EFT allows you to specify only one domain and one group. However, that group can contain groups and users from foreign domains, as long as a trust relationship exists between the domains. This allows users from remote domains to authenticate to EFT. So, as long as a trust relationship exists between the domains, EFT can authenticate users from remote domains. The domain in which EFT resides will need to have a group that contains the foreign domain users.
The main point is that EFT only talks to one AD/forest/controller. If the AD/forest/controller is properly configured to get information from the other domain/forest, then EFT will authenticate those users.

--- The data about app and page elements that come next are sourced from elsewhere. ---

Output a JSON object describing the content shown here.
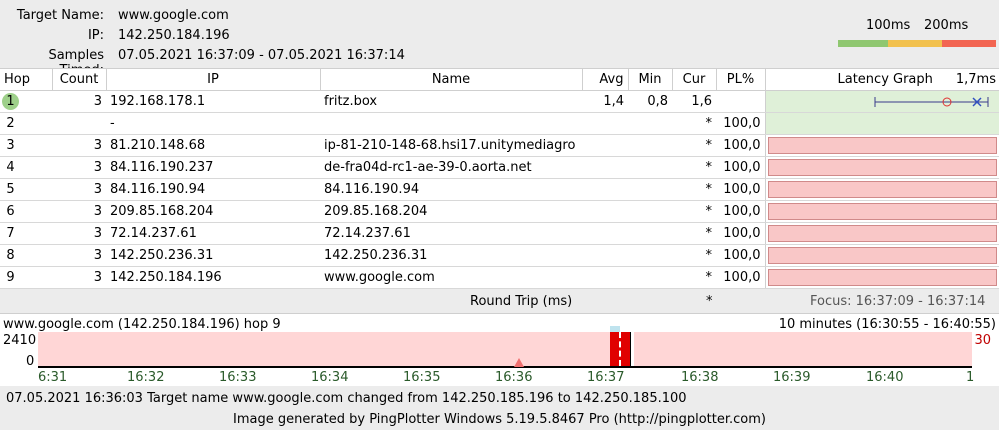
{
  "header": {
    "target_label": "Target Name:",
    "target_value": "www.google.com",
    "ip_label": "IP:",
    "ip_value": "142.250.184.196",
    "samples_label": "Samples Timed:",
    "samples_value": "07.05.2021 16:37:09 - 07.05.2021 16:37:14",
    "scale_100": "100ms",
    "scale_200": "200ms",
    "colors": {
      "green": "#8fc770",
      "yellow": "#f2c14e",
      "red": "#f26552"
    }
  },
  "columns": {
    "hop": "Hop",
    "count": "Count",
    "ip": "IP",
    "name": "Name",
    "avg": "Avg",
    "min": "Min",
    "cur": "Cur",
    "pl": "PL%",
    "graph": "Latency Graph",
    "graph_scale": "1,7ms"
  },
  "rows": [
    {
      "hop": "1",
      "count": "3",
      "ip": "192.168.178.1",
      "name": "fritz.box",
      "avg": "1,4",
      "min": "0,8",
      "cur": "1,6",
      "pl": ""
    },
    {
      "hop": "2",
      "count": "",
      "ip": "-",
      "name": "",
      "avg": "",
      "min": "",
      "cur": "*",
      "pl": "100,0"
    },
    {
      "hop": "3",
      "count": "3",
      "ip": "81.210.148.68",
      "name": "ip-81-210-148-68.hsi17.unitymediagro",
      "avg": "",
      "min": "",
      "cur": "*",
      "pl": "100,0"
    },
    {
      "hop": "4",
      "count": "3",
      "ip": "84.116.190.237",
      "name": "de-fra04d-rc1-ae-39-0.aorta.net",
      "avg": "",
      "min": "",
      "cur": "*",
      "pl": "100,0"
    },
    {
      "hop": "5",
      "count": "3",
      "ip": "84.116.190.94",
      "name": "84.116.190.94",
      "avg": "",
      "min": "",
      "cur": "*",
      "pl": "100,0"
    },
    {
      "hop": "6",
      "count": "3",
      "ip": "209.85.168.204",
      "name": "209.85.168.204",
      "avg": "",
      "min": "",
      "cur": "*",
      "pl": "100,0"
    },
    {
      "hop": "7",
      "count": "3",
      "ip": "72.14.237.61",
      "name": "72.14.237.61",
      "avg": "",
      "min": "",
      "cur": "*",
      "pl": "100,0"
    },
    {
      "hop": "8",
      "count": "3",
      "ip": "142.250.236.31",
      "name": "142.250.236.31",
      "avg": "",
      "min": "",
      "cur": "*",
      "pl": "100,0"
    },
    {
      "hop": "9",
      "count": "3",
      "ip": "142.250.184.196",
      "name": "www.google.com",
      "avg": "",
      "min": "",
      "cur": "*",
      "pl": "100,0"
    }
  ],
  "round_trip": {
    "label": "Round Trip (ms)",
    "cur": "*",
    "focus": "Focus: 16:37:09 - 16:37:14"
  },
  "timeline": {
    "title": "www.google.com (142.250.184.196) hop 9",
    "range": "10 minutes (16:30:55 - 16:40:55)",
    "y_max": "2410",
    "y_min": "0",
    "right_value": "30",
    "ticks": [
      "6:31",
      "16:32",
      "16:33",
      "16:34",
      "16:35",
      "16:36",
      "16:37",
      "16:38",
      "16:39",
      "16:40",
      "1"
    ]
  },
  "footer": {
    "event": "07.05.2021 16:36:03 Target name www.google.com changed from 142.250.185.196 to 142.250.185.100",
    "generated": "Image generated by PingPlotter Windows 5.19.5.8467 Pro (http://pingplotter.com)"
  }
}
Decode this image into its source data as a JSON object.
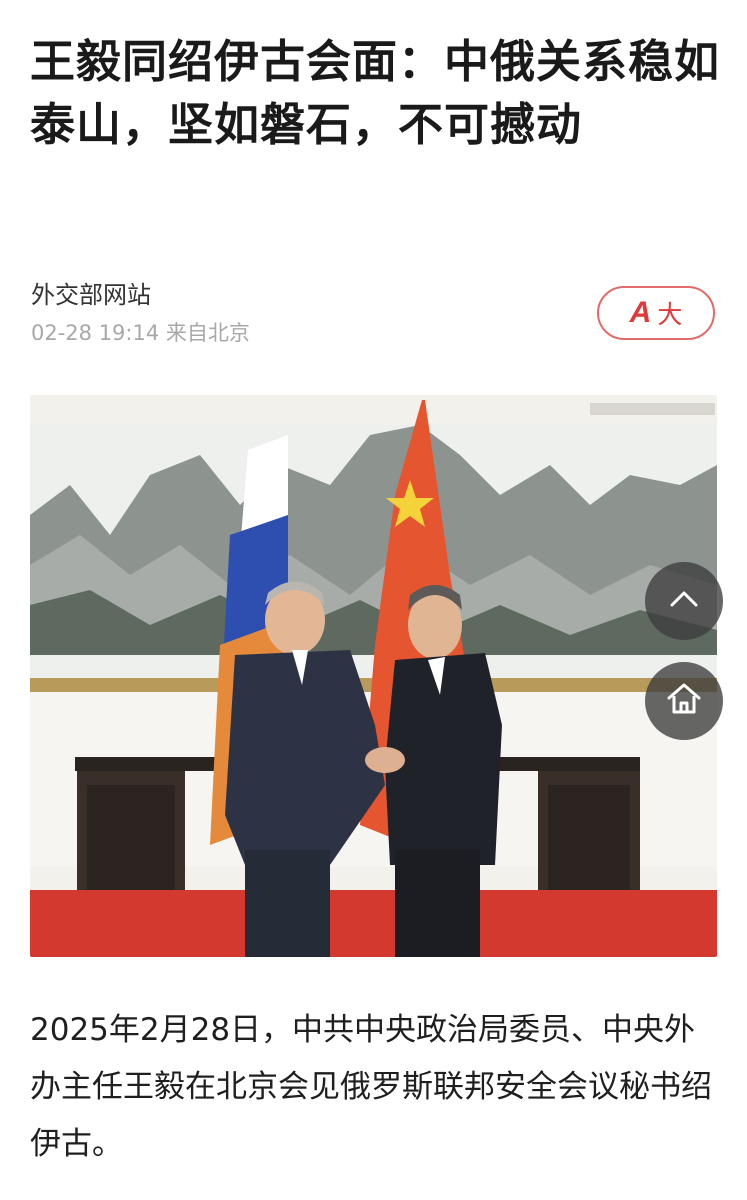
{
  "article": {
    "title": "王毅同绍伊古会面：中俄关系稳如泰山，坚如磐石，不可撼动",
    "source": "外交部网站",
    "meta": "02-28 19:14 来自北京",
    "body": "2025年2月28日，中共中央政治局委员、中央外办主任王毅在北京会见俄罗斯联邦安全会议秘书绍伊古。"
  },
  "font_size_button": {
    "icon_letter": "A",
    "label": "大"
  },
  "colors": {
    "accent": "#e0393c",
    "title": "#1a1a1a",
    "meta": "#a8a8a8"
  },
  "icons": {
    "scroll_top": "chevron-up-icon",
    "home": "home-icon"
  }
}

When your forest contains domain trees with many child domains and you observe noticeable user authentication delays between the child domains, you can optimize the user authentication process between the child domains by creating shortcut trusts to mid-level domains in the domain tree hierarchy. For more information, refer to When to create a shortcut trust on Microsoft's website. For details of controlling access to shared resources across domains, refer to the Microsoft TechNet article, Accessing resources across domains.

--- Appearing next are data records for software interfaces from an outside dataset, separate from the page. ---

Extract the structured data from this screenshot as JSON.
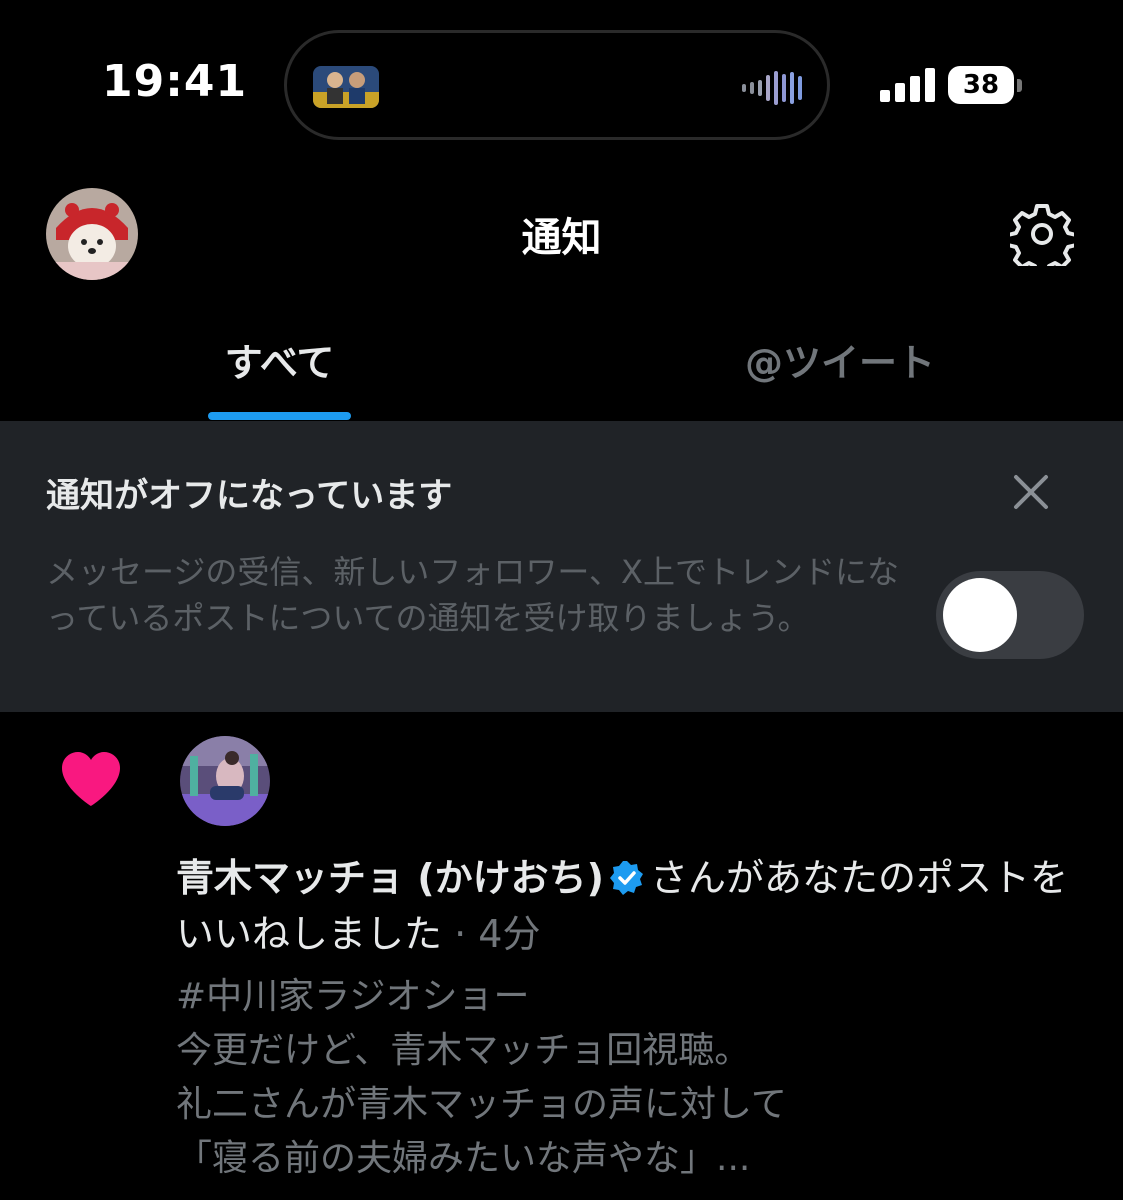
{
  "status_bar": {
    "time": "19:41",
    "battery": "38"
  },
  "header": {
    "title": "通知"
  },
  "tabs": [
    {
      "label": "すべて",
      "active": true
    },
    {
      "label": "@ツイート",
      "active": false
    }
  ],
  "banner": {
    "title": "通知がオフになっています",
    "description": "メッセージの受信、新しいフォロワー、X上でトレンドになっているポストについての通知を受け取りましょう。",
    "toggle_on": false
  },
  "notification": {
    "user_name": "青木マッチョ (かけおち)",
    "action": "さんがあなたのポストをいいねしました",
    "separator": " · ",
    "time": "4分",
    "tweet_lines": [
      "#中川家ラジオショー",
      "今更だけど、青木マッチョ回視聴。",
      "礼二さんが青木マッチョの声に対して",
      "「寝る前の夫婦みたいな声やな」..."
    ]
  },
  "colors": {
    "accent": "#1d9bf0",
    "like": "#f91880",
    "background": "#000000",
    "banner_bg": "#202327",
    "muted_text": "#71767b"
  },
  "icons": [
    "settings-gear-icon",
    "close-icon",
    "heart-icon",
    "verified-badge-icon",
    "signal-icon",
    "battery-icon"
  ]
}
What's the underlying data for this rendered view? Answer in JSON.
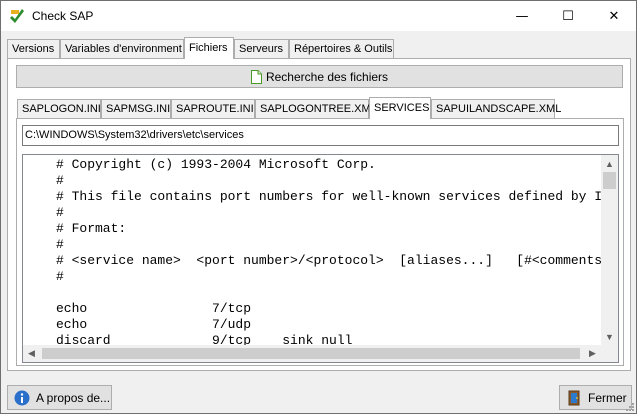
{
  "window": {
    "title": "Check SAP"
  },
  "title_buttons": {
    "minimize": "—",
    "maximize": "☐",
    "close": "✕"
  },
  "top_tabs": [
    {
      "label": "Versions",
      "active": false
    },
    {
      "label": "Variables d'environment",
      "active": false
    },
    {
      "label": "Fichiers",
      "active": true
    },
    {
      "label": "Serveurs",
      "active": false
    },
    {
      "label": "Répertoires & Outils",
      "active": false
    }
  ],
  "search_button": {
    "label": "Recherche des fichiers",
    "icon": "document-icon"
  },
  "inner_tabs": [
    {
      "label": "SAPLOGON.INI",
      "active": false
    },
    {
      "label": "SAPMSG.INI",
      "active": false
    },
    {
      "label": "SAPROUTE.INI",
      "active": false
    },
    {
      "label": "SAPLOGONTREE.XML",
      "active": false
    },
    {
      "label": "SERVICES",
      "active": true
    },
    {
      "label": "SAPUILANDSCAPE.XML",
      "active": false
    }
  ],
  "path_field": {
    "value": "C:\\WINDOWS\\System32\\drivers\\etc\\services"
  },
  "file_content": [
    "# Copyright (c) 1993-2004 Microsoft Corp.",
    "#",
    "# This file contains port numbers for well-known services defined by IANA",
    "#",
    "# Format:",
    "#",
    "# <service name>  <port number>/<protocol>  [aliases...]   [#<comments>]",
    "#",
    "",
    "echo                7/tcp",
    "echo                7/udp",
    "discard             9/tcp    sink null"
  ],
  "bottom": {
    "about_label": "A propos de...",
    "close_label": "Fermer"
  },
  "colors": {
    "window_bg": "#f0f0f0",
    "button_bg": "#e1e1e1",
    "border": "#adadad"
  }
}
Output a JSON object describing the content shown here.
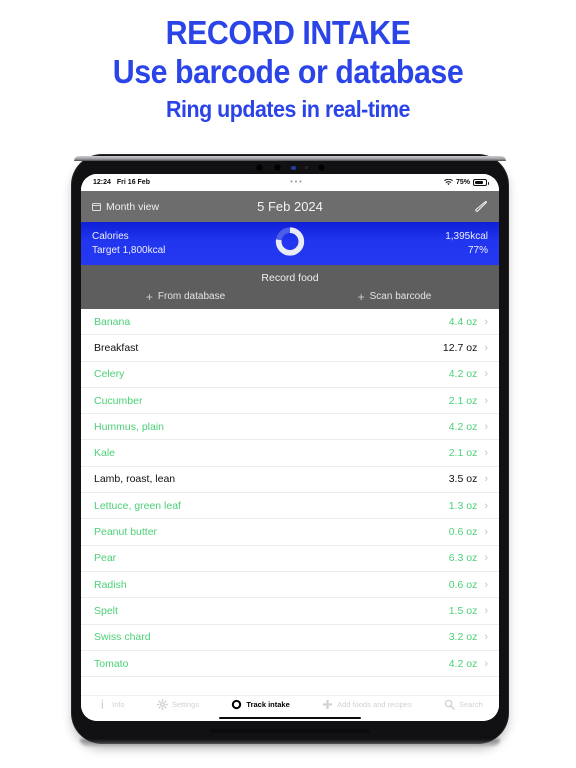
{
  "promo": {
    "line1": "RECORD INTAKE",
    "line2": "Use barcode or database",
    "line3": "Ring updates in real-time",
    "color": "#2a44e8"
  },
  "statusbar": {
    "time": "12:24",
    "date": "Fri 16 Feb",
    "center": "•••",
    "battery_percent": "75%",
    "wifi_icon": "wifi-icon",
    "battery_icon": "battery-icon"
  },
  "navbar": {
    "back_label": "Month view",
    "back_icon": "calendar-icon",
    "title": "5 Feb 2024",
    "edit_icon": "pencil-icon"
  },
  "calories": {
    "label": "Calories",
    "target": "Target 1,800kcal",
    "value": "1,395kcal",
    "percent": "77%",
    "ring_progress": 77,
    "bg_color": "#2236f0"
  },
  "record": {
    "title": "Record food",
    "from_database": "From database",
    "scan_barcode": "Scan barcode",
    "plus_icon": "plus-icon"
  },
  "food_list": [
    {
      "name": "Banana",
      "amount": "4.4 oz",
      "style": "green"
    },
    {
      "name": "Breakfast",
      "amount": "12.7 oz",
      "style": "dark"
    },
    {
      "name": "Celery",
      "amount": "4.2 oz",
      "style": "green"
    },
    {
      "name": "Cucumber",
      "amount": "2.1 oz",
      "style": "green"
    },
    {
      "name": "Hummus, plain",
      "amount": "4.2 oz",
      "style": "green"
    },
    {
      "name": "Kale",
      "amount": "2.1 oz",
      "style": "green"
    },
    {
      "name": "Lamb, roast, lean",
      "amount": "3.5 oz",
      "style": "dark"
    },
    {
      "name": "Lettuce, green leaf",
      "amount": "1.3 oz",
      "style": "green"
    },
    {
      "name": "Peanut butter",
      "amount": "0.6 oz",
      "style": "green"
    },
    {
      "name": "Pear",
      "amount": "6.3 oz",
      "style": "green"
    },
    {
      "name": "Radish",
      "amount": "0.6 oz",
      "style": "green"
    },
    {
      "name": "Spelt",
      "amount": "1.5 oz",
      "style": "green"
    },
    {
      "name": "Swiss chard",
      "amount": "3.2 oz",
      "style": "green"
    },
    {
      "name": "Tomato",
      "amount": "4.2 oz",
      "style": "green"
    }
  ],
  "list_chevron": "›",
  "green_color": "#4cd077",
  "tabs": [
    {
      "label": "Info",
      "icon": "info-icon",
      "active": false
    },
    {
      "label": "Settings",
      "icon": "gear-icon",
      "active": false
    },
    {
      "label": "Track intake",
      "icon": "ring-icon",
      "active": true
    },
    {
      "label": "Add foods and recipes",
      "icon": "plus-icon",
      "active": false
    },
    {
      "label": "Search",
      "icon": "search-icon",
      "active": false
    }
  ]
}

In the Windows Authentication page of the Site Setup wizard, you can specify any combination Domain and Group names, as long as the EFT service is running under an account that has rights to list users in that Domain and/or Group.